Given data
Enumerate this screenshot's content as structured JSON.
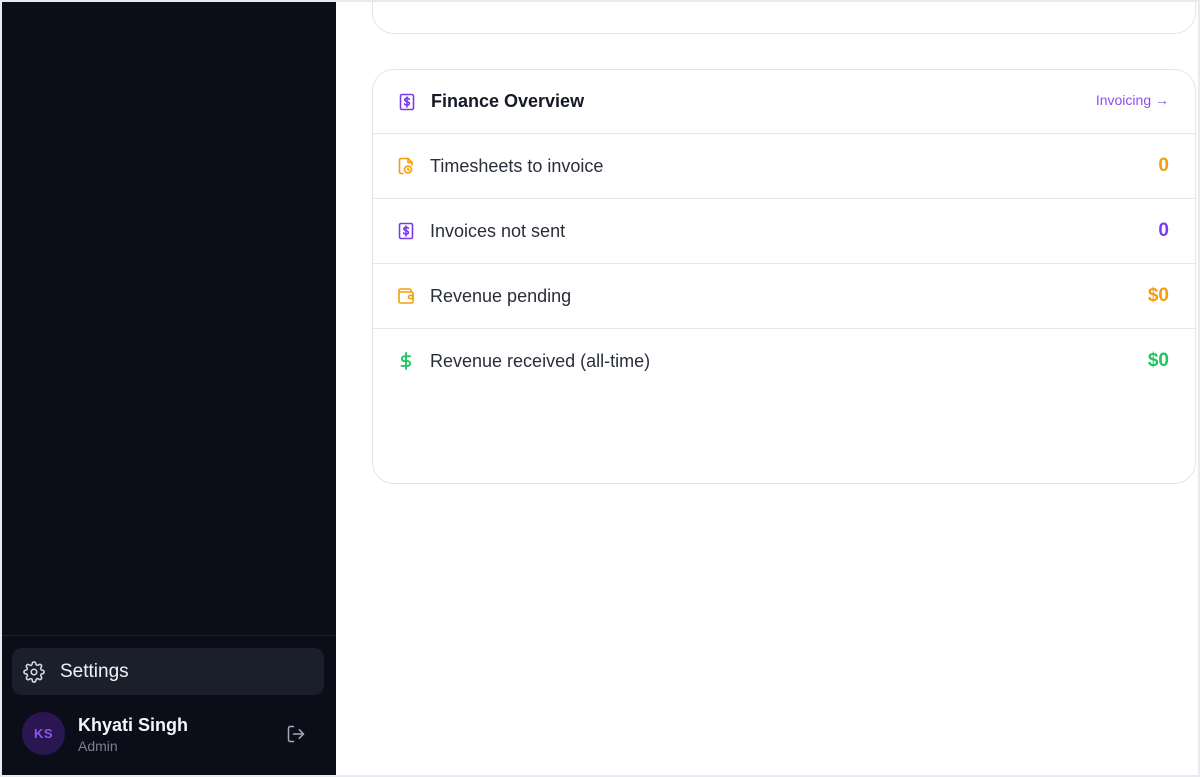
{
  "sidebar": {
    "settings_label": "Settings",
    "user": {
      "initials": "KS",
      "name": "Khyati Singh",
      "role": "Admin"
    }
  },
  "finance": {
    "title": "Finance Overview",
    "link_label": "Invoicing →",
    "rows": [
      {
        "label": "Timesheets to invoice",
        "value": "0",
        "icon": "timesheet-icon",
        "color": "#f59e0b"
      },
      {
        "label": "Invoices not sent",
        "value": "0",
        "icon": "invoice-icon",
        "color": "#7c3aed"
      },
      {
        "label": "Revenue pending",
        "value": "$0",
        "icon": "wallet-icon",
        "color": "#f59e0b"
      },
      {
        "label": "Revenue received (all-time)",
        "value": "$0",
        "icon": "dollar-icon",
        "color": "#22c55e"
      }
    ]
  },
  "colors": {
    "sidebar_bg": "#0b0e19",
    "accent_purple": "#8b4ff0",
    "amber": "#f59e0b",
    "purple": "#7c3aed",
    "green": "#22c55e"
  }
}
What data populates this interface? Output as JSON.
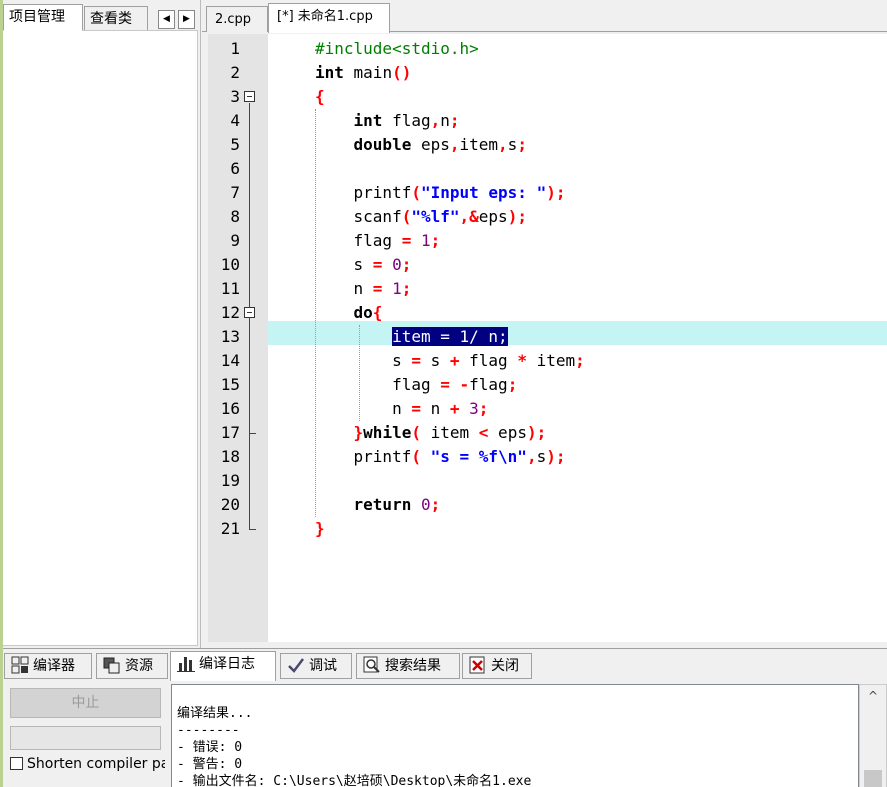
{
  "left_panel": {
    "tabs": [
      {
        "label": "项目管理"
      },
      {
        "label": "查看类"
      }
    ],
    "arrow_left": "◀",
    "arrow_right": "▶"
  },
  "editor_tabs": [
    {
      "label": "2.cpp"
    },
    {
      "label": "[*] 未命名1.cpp"
    }
  ],
  "editor": {
    "line_numbers": [
      "1",
      "2",
      "3",
      "4",
      "5",
      "6",
      "7",
      "8",
      "9",
      "10",
      "11",
      "12",
      "13",
      "14",
      "15",
      "16",
      "17",
      "18",
      "19",
      "20",
      "21"
    ],
    "lines": [
      [
        [
          "pp",
          "#include<stdio.h>"
        ]
      ],
      [
        [
          "kw",
          "int"
        ],
        [
          "id",
          " main"
        ],
        [
          "sym",
          "()"
        ]
      ],
      [
        [
          "sym",
          "{"
        ]
      ],
      [
        [
          "id",
          "    "
        ],
        [
          "kw",
          "int"
        ],
        [
          "id",
          " flag"
        ],
        [
          "sym",
          ","
        ],
        [
          "id",
          "n"
        ],
        [
          "sym",
          ";"
        ]
      ],
      [
        [
          "id",
          "    "
        ],
        [
          "kw",
          "double"
        ],
        [
          "id",
          " eps"
        ],
        [
          "sym",
          ","
        ],
        [
          "id",
          "item"
        ],
        [
          "sym",
          ","
        ],
        [
          "id",
          "s"
        ],
        [
          "sym",
          ";"
        ]
      ],
      [],
      [
        [
          "id",
          "    printf"
        ],
        [
          "sym",
          "("
        ],
        [
          "str",
          "\"Input eps: \""
        ],
        [
          "sym",
          ");"
        ]
      ],
      [
        [
          "id",
          "    scanf"
        ],
        [
          "sym",
          "("
        ],
        [
          "str",
          "\"%lf\""
        ],
        [
          "sym",
          ",&"
        ],
        [
          "id",
          "eps"
        ],
        [
          "sym",
          ");"
        ]
      ],
      [
        [
          "id",
          "    flag "
        ],
        [
          "sym",
          "="
        ],
        [
          "id",
          " "
        ],
        [
          "num",
          "1"
        ],
        [
          "sym",
          ";"
        ]
      ],
      [
        [
          "id",
          "    s "
        ],
        [
          "sym",
          "="
        ],
        [
          "id",
          " "
        ],
        [
          "num",
          "0"
        ],
        [
          "sym",
          ";"
        ]
      ],
      [
        [
          "id",
          "    n "
        ],
        [
          "sym",
          "="
        ],
        [
          "id",
          " "
        ],
        [
          "num",
          "1"
        ],
        [
          "sym",
          ";"
        ]
      ],
      [
        [
          "id",
          "    "
        ],
        [
          "kw",
          "do"
        ],
        [
          "sym",
          "{"
        ]
      ],
      [
        [
          "id",
          "        "
        ],
        [
          "sel",
          "item = 1/ n;"
        ]
      ],
      [
        [
          "id",
          "        s "
        ],
        [
          "sym",
          "="
        ],
        [
          "id",
          " s "
        ],
        [
          "sym",
          "+"
        ],
        [
          "id",
          " flag "
        ],
        [
          "sym",
          "*"
        ],
        [
          "id",
          " item"
        ],
        [
          "sym",
          ";"
        ]
      ],
      [
        [
          "id",
          "        flag "
        ],
        [
          "sym",
          "="
        ],
        [
          "id",
          " "
        ],
        [
          "sym",
          "-"
        ],
        [
          "id",
          "flag"
        ],
        [
          "sym",
          ";"
        ]
      ],
      [
        [
          "id",
          "        n "
        ],
        [
          "sym",
          "="
        ],
        [
          "id",
          " n "
        ],
        [
          "sym",
          "+"
        ],
        [
          "id",
          " "
        ],
        [
          "num",
          "3"
        ],
        [
          "sym",
          ";"
        ]
      ],
      [
        [
          "id",
          "    "
        ],
        [
          "sym",
          "}"
        ],
        [
          "kw",
          "while"
        ],
        [
          "sym",
          "("
        ],
        [
          "id",
          " item "
        ],
        [
          "sym",
          "<"
        ],
        [
          "id",
          " eps"
        ],
        [
          "sym",
          ");"
        ]
      ],
      [
        [
          "id",
          "    printf"
        ],
        [
          "sym",
          "("
        ],
        [
          "id",
          " "
        ],
        [
          "str",
          "\"s = %f\\n\""
        ],
        [
          "sym",
          ","
        ],
        [
          "id",
          "s"
        ],
        [
          "sym",
          ");"
        ]
      ],
      [],
      [
        [
          "id",
          "    "
        ],
        [
          "kw",
          "return"
        ],
        [
          "id",
          " "
        ],
        [
          "num",
          "0"
        ],
        [
          "sym",
          ";"
        ]
      ],
      [
        [
          "sym",
          "}"
        ]
      ]
    ]
  },
  "bottom_tabs": [
    {
      "label": "编译器",
      "icon": "grid-icon"
    },
    {
      "label": "资源",
      "icon": "resources-icon"
    },
    {
      "label": "编译日志",
      "icon": "bar-chart-icon"
    },
    {
      "label": "调试",
      "icon": "checkmark-icon"
    },
    {
      "label": "搜索结果",
      "icon": "search-results-icon"
    },
    {
      "label": "关闭",
      "icon": "close-icon"
    }
  ],
  "compile": {
    "stop_label": "中止",
    "shorten_label": "Shorten compiler pa",
    "log_lines": [
      "编译结果...",
      "--------",
      "- 错误: 0",
      "- 警告: 0",
      "- 输出文件名: C:\\Users\\赵培硕\\Desktop\\未命名1.exe"
    ]
  },
  "scroll_up_glyph": "^",
  "colors": {
    "highlight_line": "#c4f4f4",
    "selection": "#000080",
    "keyword": "#000000",
    "preprocessor": "#008000",
    "string": "#0000ff",
    "number": "#800080",
    "symbol": "#ff0000"
  }
}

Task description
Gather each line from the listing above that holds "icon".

Answer below
        "icon": "timesheet-icon",
        "icon": "invoice-icon",
        "icon": "wallet-icon",
        "icon": "dollar-icon",
      "icon": "grid-icon"
      "icon": "resources-icon"
      "icon": "bar-chart-icon"
      "icon": "checkmark-icon"
      "icon": "search-results-icon"
      "icon": "close-icon"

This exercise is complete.